Cochlear implants are tiny electronic devices embedded into the spiral of the cochlea (inner ear) in surgery that simplified in recent years. In Ireland over 600 children have implants, up from 360 children in December 2012.
NEWS – December 2013: HSE To Fund Bilateral Pediatric Cochlear Implants in Ireland
Information on cochlear implants in Ireland is available from:
- The National Cochlear Implant Programme at Beaumont Hospital.
- Helping Deaf Children To Hear And Talk – Beaumont’s family booklet.
- The ebook on this site, Teaching A Deaf Child To Hear And Speak … Perfectly.
- The Sound Advice website (right here) and Facebook page.
How Implants Work, and Who’s Eligible
Implants replace the function of the inner ear by sending sounds via electrical signals from an external device with a small microphone, directly to the hearing nerve and to the brain through a very thin wire called an electrode.
Deaf children can receive cochlear implants (CIs) from a very young age – ideally before the age of five, if spoken language has not been acquired. CIs are best for children with a severe to profound deafness in both ears.
Cochlear implants consist of both internally implanted and externally-worn components. The external parts are taken off at night when your child goes to sleep (like a hearing-aid) or engages in contact sports.
If a cochlear implant is not suitable for a child, an auditory brainstem implant (ABI) may be a viable alternative. In this video, a young girl aged 14 hears for the first time, with an ABI – which works for people who have no cochleas.
Benefits of Implants
After a cochlear implant the real work begins, to teach sound-identification and actual words if a child did not hear these before surgery.
Making The Decision
Reading balanced views about cochlear implants is important, with most parents tasked to make decisions on behalf of their very young children. In this case however, the twin boys made the decision for themselves.
One family in the US, made a film, ‘95 Decibels’ to explore the emotions families face when making decisions on behalf of a child who’s deaf. The family in this case chose a cochlear implant for their daughter, with the film telling their story.

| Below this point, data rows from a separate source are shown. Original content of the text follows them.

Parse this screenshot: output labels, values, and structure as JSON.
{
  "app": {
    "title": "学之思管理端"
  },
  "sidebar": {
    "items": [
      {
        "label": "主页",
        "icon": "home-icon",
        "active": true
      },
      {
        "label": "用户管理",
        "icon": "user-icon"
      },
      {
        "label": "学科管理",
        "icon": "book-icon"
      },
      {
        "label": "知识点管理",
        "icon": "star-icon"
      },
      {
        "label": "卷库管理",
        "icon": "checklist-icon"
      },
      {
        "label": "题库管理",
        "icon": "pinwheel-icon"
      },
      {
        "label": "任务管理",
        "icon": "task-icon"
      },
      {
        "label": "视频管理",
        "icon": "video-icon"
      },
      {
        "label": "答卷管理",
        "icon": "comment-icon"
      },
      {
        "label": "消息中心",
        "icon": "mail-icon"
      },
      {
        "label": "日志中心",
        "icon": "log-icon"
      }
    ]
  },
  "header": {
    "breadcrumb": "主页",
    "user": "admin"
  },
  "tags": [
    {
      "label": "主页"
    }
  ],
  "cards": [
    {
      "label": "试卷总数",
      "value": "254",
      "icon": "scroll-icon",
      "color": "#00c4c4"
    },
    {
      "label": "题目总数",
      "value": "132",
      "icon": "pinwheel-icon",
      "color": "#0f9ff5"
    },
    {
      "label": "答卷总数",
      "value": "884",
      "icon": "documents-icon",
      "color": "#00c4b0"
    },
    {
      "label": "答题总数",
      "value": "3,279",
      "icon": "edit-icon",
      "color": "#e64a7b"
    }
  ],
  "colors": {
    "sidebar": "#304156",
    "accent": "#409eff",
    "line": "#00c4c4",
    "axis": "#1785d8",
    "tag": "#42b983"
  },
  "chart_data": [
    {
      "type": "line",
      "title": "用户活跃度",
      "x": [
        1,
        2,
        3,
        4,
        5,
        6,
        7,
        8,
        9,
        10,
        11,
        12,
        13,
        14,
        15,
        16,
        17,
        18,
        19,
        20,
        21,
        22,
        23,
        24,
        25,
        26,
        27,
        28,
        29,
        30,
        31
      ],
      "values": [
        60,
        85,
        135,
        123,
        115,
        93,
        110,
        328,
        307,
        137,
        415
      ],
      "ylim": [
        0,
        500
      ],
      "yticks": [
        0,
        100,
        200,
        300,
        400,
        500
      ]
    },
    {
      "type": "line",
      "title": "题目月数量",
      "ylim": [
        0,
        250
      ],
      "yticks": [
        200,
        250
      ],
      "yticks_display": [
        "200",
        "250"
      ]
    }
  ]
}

Families can read these posts, “ What it feels like … to have a deaf child ” from UK-based broadcaster, Oliver Dennis, and Jennifer Rosner in the US, whose two girls speak, with digital hearing-devices and with bilateral cochlear implants.
Explaining Cochlear Implants To Children
Videos are brilliant for explaining cochlear implants to children, their friends, schoolmates and the wider community. There’s also a Cochlear Implant School Toolkit for families, teachers and children to learn about cochlear implants.
Books for children who wear cochlear implants with hearing-aids include the “My Brother John” series, while little girls with two cochlear implants will enjoy reading “Let’s Hear It For Almigal!”(Wendy Kupfer). The “Sophie’s Tales” books also present hearing – and cochlear implants – to young children and the adults around them.
Bilateral Cochlear Implants
Bilateral cochlear implants are officially a disruptive technology since wearers can hear simultaneously with both ears.
Several videos show teens and young people talking about their implants, like these siblings, plus these two sisters – and a boy, who proves speech-making is viable for born-deaf children. To learn more, have a look at these videos.
Living With Cochlear Implants
Press reports give real insights to life with cochlear implants. Two pieces from The Guardian are “Bionic Ears (for children) – Let’s Hear It For Cochlear Implants” and “Adult Cochlear Implants: Experts Call For Review” (March, 2014).
Life for one family with two cochlear implant-wearers is profiled in this piece, “New Windows on The World” from Ireland’s Sunday Business Post, in February 2014.
Cochlear implants are appreciated by their recipients and as the world learns about cochlear implants, bionic hearing will open to more children and adults.